“The following year, we raised it to $35 million; this year, we got it to $50 million,” Northam said.

In September 2020, when the majority of Hampton Roads school divisions were still offering online-only instruction in light of the pandemic, a report by the State Council of Higher Education for Virginia found one in five Virginia K-12 and college students lacked high-speed internet or a computer in the home. Last month, Northam announced $700 million in federal funds from the American Rescue Plan to achieve universal broadband access statewide by 2024.

“Surry County was actually a year ahead of us,” Northam said. “Surry County is actually one of the first counties in the commonwealth of Virginia to accomplish universal broadband. … I’m here on behalf of the Commonwealth of Virginia to say congratulations for a job well done.”

Estimating 233,500 Virginia households and businesses still lack access to high-speed internet, “This is a major victory for rural southside Virginia,” said state Sen. L. Louise Lucas, whose 18th District includes parts of Surry, Isle of Wight and Southampton counties, as well as parts of the cities of Franklin and Suffolk.

“Our kids are put at a disadvantage when they don’t have access,” said Dominion Energy President Edward Baine. “During the pandemic, the virtual learning, applying to colleges, all of those things, it matters, and we need to make sure that everybody in the commonwealth has a level playing field. … We have created a blueprint for the rest of the commonwealth right here in Surry, Virginia. It’s something to be proud of.”

Surry County Administrator thanked Logan and Baine for their support, and gave recognition to Surry’s Board of Supervisors for agreeing to the required local match for the VATI funds.

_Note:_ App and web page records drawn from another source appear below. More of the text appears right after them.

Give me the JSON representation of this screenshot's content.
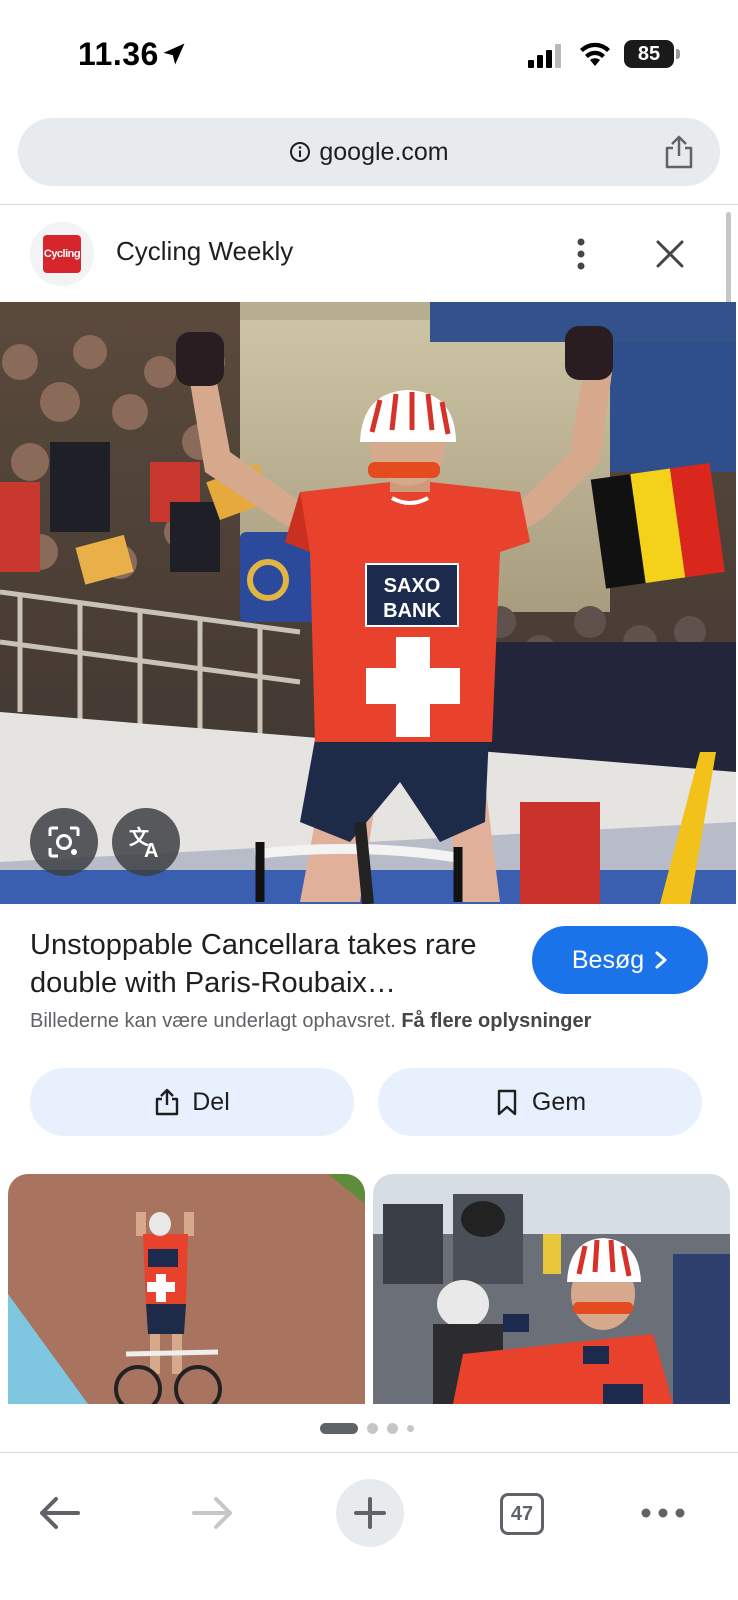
{
  "status_bar": {
    "time": "11.36",
    "battery": "85"
  },
  "url_bar": {
    "url": "google.com"
  },
  "source": {
    "name": "Cycling Weekly",
    "logo_text": "Cycling"
  },
  "image_overlays": {
    "lens_icon": "lens-icon",
    "translate_icon": "translate-icon"
  },
  "article": {
    "title": "Unstoppable Cancellara takes rare double with Paris-Roubaix…",
    "visit_label": "Besøg",
    "copyright_text": "Billederne kan være underlagt ophavsret.",
    "copyright_link": "Få flere oplysninger"
  },
  "actions": {
    "share_label": "Del",
    "save_label": "Gem"
  },
  "image_text": {
    "jersey_line1": "SAXO",
    "jersey_line2": "BANK"
  },
  "pager": {
    "active_index": 0,
    "count": 4
  },
  "toolbar": {
    "tab_count": "47"
  },
  "colors": {
    "accent": "#1a73e8",
    "action_bg": "#e8f0fe",
    "url_bar_bg": "#e8ebee",
    "jersey_red": "#e8412c"
  }
}
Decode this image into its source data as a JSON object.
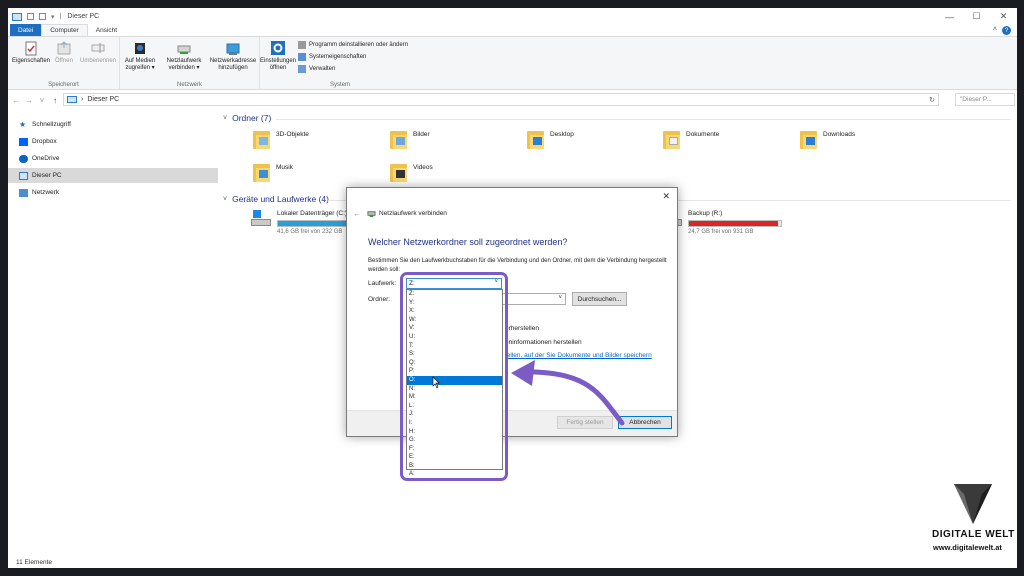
{
  "window": {
    "title": "Dieser PC",
    "controls": [
      "—",
      "☐",
      "✕"
    ]
  },
  "ribbon_tabs": [
    "Datei",
    "Computer",
    "Ansicht"
  ],
  "ribbon": {
    "groups": [
      {
        "label": "Speicherort",
        "buttons": [
          "Eigenschaften",
          "Öffnen",
          "Umbenennen"
        ]
      },
      {
        "label": "Netzwerk",
        "buttons": [
          "Auf Medien zugreifen ▾",
          "Netzlaufwerk verbinden ▾",
          "Netzwerkadresse hinzufügen"
        ]
      },
      {
        "label": "System",
        "buttons": [
          "Einstellungen öffnen"
        ],
        "small_buttons": [
          "Programm deinstallieren oder ändern",
          "Systemeigenschaften",
          "Verwalten"
        ]
      }
    ],
    "colors": {
      "file_tab": "#1e6fc2",
      "icon_blue": "#2f7bd0"
    }
  },
  "address": {
    "crumb": "Dieser PC",
    "search_placeholder": "\"Dieser P..."
  },
  "sidebar": {
    "items": [
      "Schnellzugriff",
      "Dropbox",
      "OneDrive",
      "Dieser PC",
      "Netzwerk"
    ],
    "selected": "Dieser PC"
  },
  "content": {
    "folders_header": "Ordner (7)",
    "folders": [
      "3D-Objekte",
      "Bilder",
      "Desktop",
      "Dokumente",
      "Downloads",
      "Musik",
      "Videos"
    ],
    "drives_header": "Geräte und Laufwerke (4)",
    "drives": [
      {
        "name": "Lokaler Datenträger (C:)",
        "free": "41,6 GB frei von 232 GB",
        "used_fraction": 0.82,
        "color": "#26a0da"
      },
      {
        "name": "Backup (R:)",
        "free": "24,7 GB frei von 931 GB",
        "used_fraction": 0.97,
        "color": "#da2626"
      }
    ]
  },
  "status_bar": {
    "items_count": "11 Elemente"
  },
  "dialog": {
    "title": "Netzlaufwerk verbinden",
    "heading": "Welcher Netzwerkordner soll zugeordnet werden?",
    "description": "Bestimmen Sie den Laufwerkbuchstaben für die Verbindung und den Ordner, mit dem die Verbindung hergestellt werden soll:",
    "drive_label": "Laufwerk:",
    "drive_value": "Z:",
    "folder_label": "Ordner:",
    "browse_button": "Durchsuchen...",
    "option_reconnect_partial": "erherstellen",
    "option_credentials_partial": "eninformationen herstellen",
    "link_partial": "tellen, auf der Sie Dokumente und Bilder speichern",
    "finish_button": "Fertig stellen",
    "cancel_button": "Abbrechen"
  },
  "drive_dropdown": {
    "options": [
      "Z:",
      "Y:",
      "X:",
      "W:",
      "V:",
      "U:",
      "T:",
      "S:",
      "Q:",
      "P:",
      "O:",
      "N:",
      "M:",
      "L:",
      "J:",
      "I:",
      "H:",
      "G:",
      "F:",
      "E:",
      "B:",
      "A:"
    ],
    "highlighted": "O:",
    "highlight_color": "#0078d7"
  },
  "annotation": {
    "color": "#7b5cc7"
  },
  "watermark": {
    "name": "DIGITALE WELT",
    "url": "www.digitalewelt.at"
  }
}
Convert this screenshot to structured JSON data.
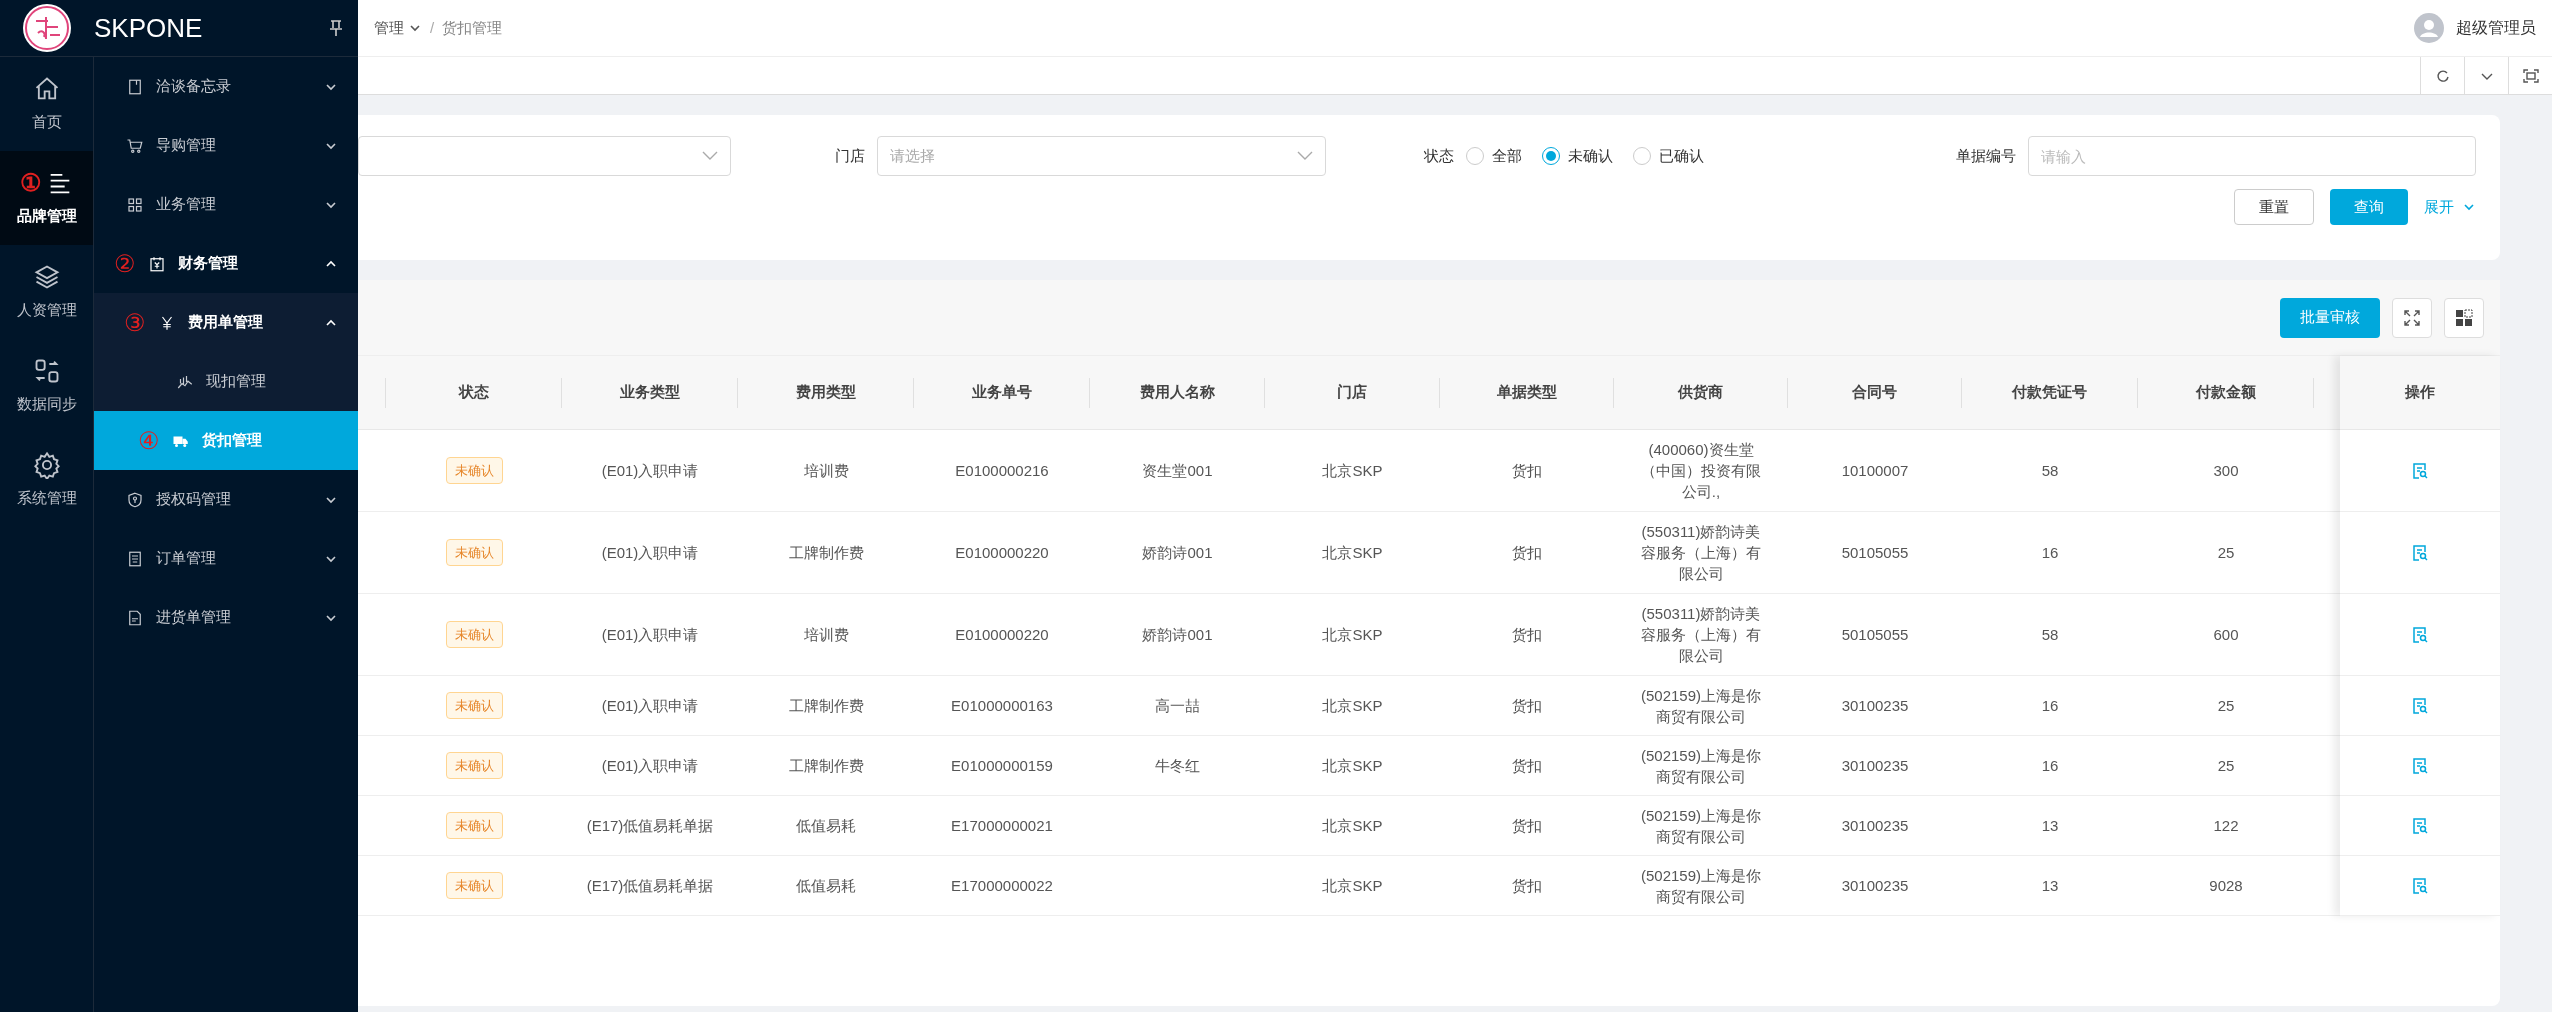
{
  "brand": {
    "name": "SKPONE"
  },
  "icon_nav": [
    {
      "label": "首页",
      "selected": false
    },
    {
      "label": "品牌管理",
      "selected": true,
      "marker": "①"
    },
    {
      "label": "人资管理",
      "selected": false
    },
    {
      "label": "数据同步",
      "selected": false
    },
    {
      "label": "系统管理",
      "selected": false
    }
  ],
  "menu": [
    {
      "label": "洽谈备忘录",
      "expanded": false,
      "selected": false
    },
    {
      "label": "导购管理",
      "expanded": false,
      "selected": false
    },
    {
      "label": "业务管理",
      "expanded": false,
      "selected": false
    },
    {
      "label": "财务管理",
      "expanded": true,
      "selected": false,
      "marker": "②",
      "children": [
        {
          "label": "费用单管理",
          "expanded": true,
          "selected": false,
          "marker": "③",
          "children": [
            {
              "label": "现扣管理",
              "selected": false
            },
            {
              "label": "货扣管理",
              "selected": true,
              "marker": "④"
            }
          ]
        }
      ]
    },
    {
      "label": "授权码管理",
      "expanded": false,
      "selected": false
    },
    {
      "label": "订单管理",
      "expanded": false,
      "selected": false
    },
    {
      "label": "进货单管理",
      "expanded": false,
      "selected": false
    }
  ],
  "breadcrumb": {
    "items": [
      "管理",
      "货扣管理"
    ],
    "separator": "/"
  },
  "user": {
    "name": "超级管理员"
  },
  "filters": {
    "store_label": "门店",
    "store_placeholder": "请选择",
    "status_label": "状态",
    "status_options": [
      {
        "label": "全部",
        "selected": false
      },
      {
        "label": "未确认",
        "selected": true
      },
      {
        "label": "已确认",
        "selected": false
      }
    ],
    "doc_no_label": "单据编号",
    "doc_no_placeholder": "请输入",
    "reset": "重置",
    "query": "查询",
    "expand": "展开"
  },
  "toolbar": {
    "batch": "批量审核"
  },
  "table": {
    "columns": [
      "状态",
      "业务类型",
      "费用类型",
      "业务单号",
      "费用人名称",
      "门店",
      "单据类型",
      "供货商",
      "合同号",
      "付款凭证号",
      "付款金额"
    ],
    "action_column": "操作",
    "rows": [
      {
        "cells": [
          "未确认",
          "(E01)入职申请",
          "培训费",
          "E0100000216",
          "资生堂001",
          "北京SKP",
          "货扣",
          "(400060)资生堂（中国）投资有限公司.,",
          "10100007",
          "58",
          "300"
        ]
      },
      {
        "cells": [
          "未确认",
          "(E01)入职申请",
          "工牌制作费",
          "E0100000220",
          "娇韵诗001",
          "北京SKP",
          "货扣",
          "(550311)娇韵诗美容服务（上海）有限公司",
          "50105055",
          "16",
          "25"
        ]
      },
      {
        "cells": [
          "未确认",
          "(E01)入职申请",
          "培训费",
          "E0100000220",
          "娇韵诗001",
          "北京SKP",
          "货扣",
          "(550311)娇韵诗美容服务（上海）有限公司",
          "50105055",
          "58",
          "600"
        ]
      },
      {
        "cells": [
          "未确认",
          "(E01)入职申请",
          "工牌制作费",
          "E01000000163",
          "高一喆",
          "北京SKP",
          "货扣",
          "(502159)上海是你商贸有限公司",
          "30100235",
          "16",
          "25"
        ]
      },
      {
        "cells": [
          "未确认",
          "(E01)入职申请",
          "工牌制作费",
          "E01000000159",
          "牛冬红",
          "北京SKP",
          "货扣",
          "(502159)上海是你商贸有限公司",
          "30100235",
          "16",
          "25"
        ]
      },
      {
        "cells": [
          "未确认",
          "(E17)低值易耗单据",
          "低值易耗",
          "E17000000021",
          "",
          "北京SKP",
          "货扣",
          "(502159)上海是你商贸有限公司",
          "30100235",
          "13",
          "122"
        ]
      },
      {
        "cells": [
          "未确认",
          "(E17)低值易耗单据",
          "低值易耗",
          "E17000000022",
          "",
          "北京SKP",
          "货扣",
          "(502159)上海是你商贸有限公司",
          "30100235",
          "13",
          "9028"
        ]
      }
    ]
  }
}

“We are making waves here in Surry County, making it possible for a much better and brighter community through broadband for all,” she said.